The problem: Copy each line of the records that includes "chevron".

Records for the task:
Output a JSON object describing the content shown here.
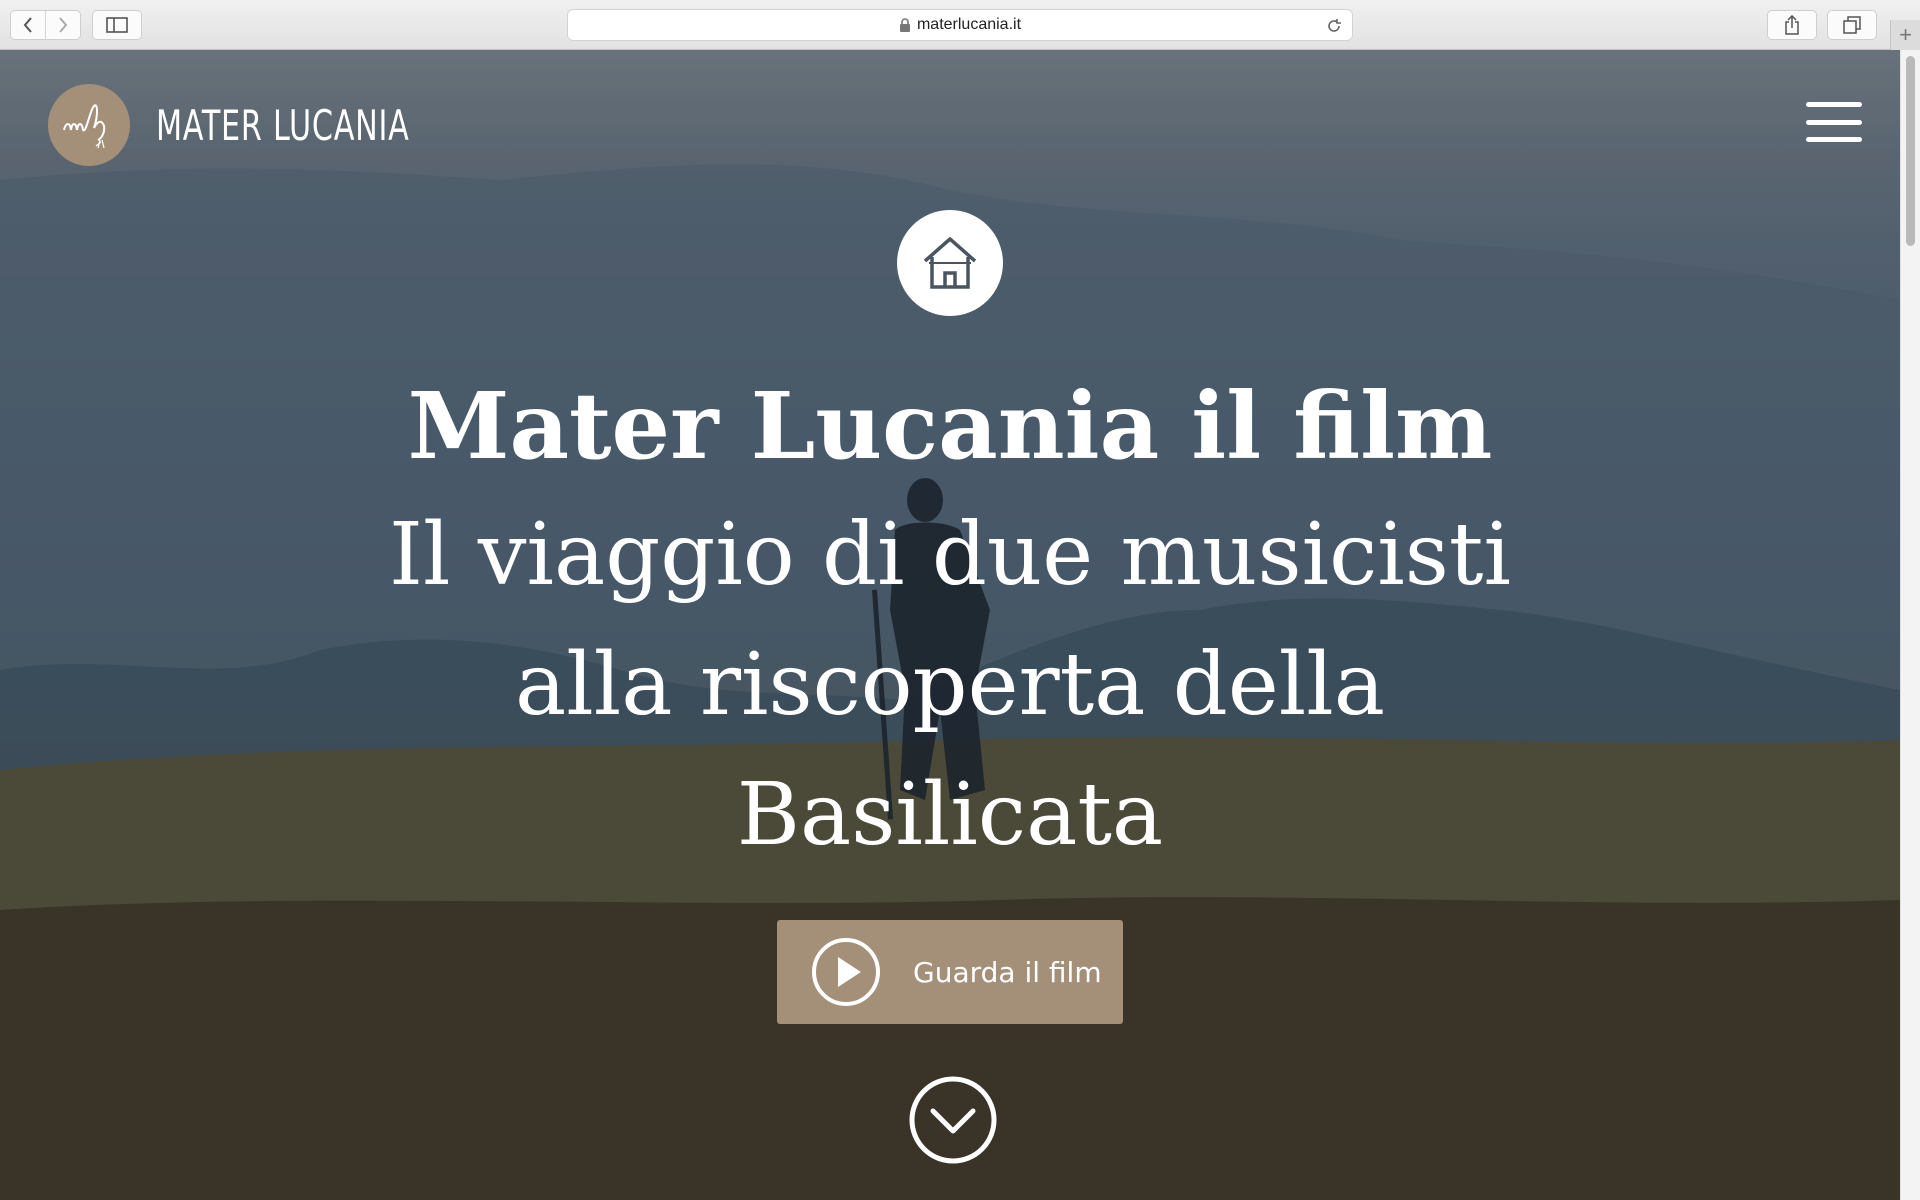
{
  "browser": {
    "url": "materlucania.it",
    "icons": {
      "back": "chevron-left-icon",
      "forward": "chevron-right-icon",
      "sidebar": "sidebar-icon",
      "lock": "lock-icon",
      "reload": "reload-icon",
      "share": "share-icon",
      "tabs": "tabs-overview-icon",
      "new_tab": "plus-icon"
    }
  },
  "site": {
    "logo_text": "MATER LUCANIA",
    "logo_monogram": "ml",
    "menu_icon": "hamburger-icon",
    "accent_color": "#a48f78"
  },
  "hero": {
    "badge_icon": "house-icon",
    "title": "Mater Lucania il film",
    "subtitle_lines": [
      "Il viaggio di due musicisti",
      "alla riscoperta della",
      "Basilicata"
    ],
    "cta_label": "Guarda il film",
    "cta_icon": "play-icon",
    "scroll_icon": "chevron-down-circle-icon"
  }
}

Expected output:
      "back": "chevron-left-icon",
      "forward": "chevron-right-icon",
    "scroll_icon": "chevron-down-circle-icon"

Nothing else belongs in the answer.